Angie asks Lisa to come into a private room with her and tells her that a few hours after they met the other day, she got a call from her caterers saying that Lisa's assistant had called them, and now they were going to have to pull out of the event. And there's no other way to describe Lisa's reaction: it's sheer panic. She starts blustering that the caterers are allowed to do whatever they want, and this has nothing to do with her. Angie says all she knows is that they were very excited to cater the event the day before she met with Lisa… and after she met with Lisa, "someone called them to shut it down."
Lisa says this all feels weird: "To me, we're like sisters, but now you're cousins with Whitney." As far as we know, Angie hasn't mentioned Whitney at all to this point, but Lisa takes it upon herself to deflect the attention off of the catering allegations and onto the fact that Angie has unexpectedly sought out a friendship with someone Lisa claims has repeatedly hurt her…
You know, like the exact same thing that Lisa did to Meredith when she randomly decided to befriend Jen after last season's reunion — an anecdote that Angie brings up in her own defense, which really sets Lisa off.
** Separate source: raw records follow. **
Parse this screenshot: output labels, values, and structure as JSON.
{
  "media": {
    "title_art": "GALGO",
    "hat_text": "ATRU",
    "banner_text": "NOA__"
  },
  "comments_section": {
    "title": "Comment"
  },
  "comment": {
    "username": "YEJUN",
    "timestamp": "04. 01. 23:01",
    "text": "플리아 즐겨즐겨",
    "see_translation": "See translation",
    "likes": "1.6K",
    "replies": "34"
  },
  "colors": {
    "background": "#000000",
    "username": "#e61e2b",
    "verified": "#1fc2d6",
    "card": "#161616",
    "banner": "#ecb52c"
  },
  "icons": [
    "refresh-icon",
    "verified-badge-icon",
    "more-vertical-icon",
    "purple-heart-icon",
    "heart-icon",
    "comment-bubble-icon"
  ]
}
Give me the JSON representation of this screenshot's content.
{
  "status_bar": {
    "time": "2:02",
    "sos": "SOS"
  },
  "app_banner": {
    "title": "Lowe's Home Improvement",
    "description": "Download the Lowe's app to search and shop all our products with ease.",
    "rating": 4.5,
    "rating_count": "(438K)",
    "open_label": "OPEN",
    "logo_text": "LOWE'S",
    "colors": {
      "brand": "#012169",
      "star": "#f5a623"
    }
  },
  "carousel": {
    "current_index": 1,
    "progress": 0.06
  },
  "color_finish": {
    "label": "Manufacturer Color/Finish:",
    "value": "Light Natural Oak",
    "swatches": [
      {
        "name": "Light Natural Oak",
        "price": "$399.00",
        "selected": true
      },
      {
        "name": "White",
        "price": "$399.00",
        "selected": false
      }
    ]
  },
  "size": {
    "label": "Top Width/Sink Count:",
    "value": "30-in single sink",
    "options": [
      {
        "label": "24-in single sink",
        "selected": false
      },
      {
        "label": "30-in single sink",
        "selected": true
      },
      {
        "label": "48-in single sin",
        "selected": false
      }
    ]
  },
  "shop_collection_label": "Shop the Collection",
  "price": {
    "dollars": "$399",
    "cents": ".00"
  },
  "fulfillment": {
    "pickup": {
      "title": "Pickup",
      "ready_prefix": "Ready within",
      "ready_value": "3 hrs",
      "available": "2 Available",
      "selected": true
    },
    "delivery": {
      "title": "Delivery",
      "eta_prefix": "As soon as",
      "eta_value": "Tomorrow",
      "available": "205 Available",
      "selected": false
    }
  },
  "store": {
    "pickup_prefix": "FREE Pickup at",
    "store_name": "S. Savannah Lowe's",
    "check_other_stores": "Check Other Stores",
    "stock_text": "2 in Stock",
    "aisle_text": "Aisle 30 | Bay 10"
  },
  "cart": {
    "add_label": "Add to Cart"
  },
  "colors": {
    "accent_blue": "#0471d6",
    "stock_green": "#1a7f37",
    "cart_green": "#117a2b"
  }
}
Suddenly she's physically pulling Meredith into the room with Angie and screaming for Jen to join them as well. It actually felt amazing to see Jen confused and alarmed by someone else's behavior for once, and when Lisa starts ranting about how her friendship with Meredith is fine, Jen says she's just thankful that there's finally an argument that has nothing to do with her. And that might be the first time I've ever agreed with Jen.
Because we can always expect Jen to blow up in irrational and incomprehensible ways — but to see the complete disintegration of a character who has seemed so emotionally sturdy up to this point is fascinating. And when Angie tells Lisa that she shared the caterer's text message with Whitney and asked for her opinion — and then Whitney wanders into the room — things go completely off the rails. "Whitney, why are you in here?" Lisa spits. Whitney says that she heard yelling, so she wanted to check on her good friend Angie, which she's allowed to do. "Clearly there's something going on here that I don't know about, and clearly it has something to do with Whitney," Lisa says in her testimonial, which seems both true… and pretty rich coming from someone who recently called in a hit on 500 tiny quiches because she's mad that her pretty blonde bestie made another pretty blonde bestie.
Lisa says that if Angie was concerned, she should have called her immediately, not shared her concerns with Whitney. Whitney tells Lisa that if she wants to go tit-for-tat, why don't they discuss the fact that "you asked Angie not to acknowledge that she's related to me, you asked her not to follow me on social media, you asked her to disown me."
Lisa looks like she's about to throw up. She's caught red-handed on that one, so the only thing she can do is blow up at Angie for telling Whitney the things said to her in confidence. In a wild turn of events, Lisa then starts trying to flee the room, and Jen stops her, telling her she needs to sit down and deal with this. But Whitney says in her testimonial that she's got a Ph.D. in Lisa's behavior, and she knows exactly what's happening here: "When Lisa's screaming, it's because she's being challenged; when Lisa cries, it's because she doesn't want to deal with it; and when Lisa walks away, it's because she's guilty and she's been caught red-handed."
Cue the editors slicing in clips of Lisa screaming, crying, and literally fleeing the party with her husband in tow. So, I guess that's class dismissed on Lisa Barlow 101, and see you back here next week to find out which party vendors will get caught in the RHOSLC crosshairs next.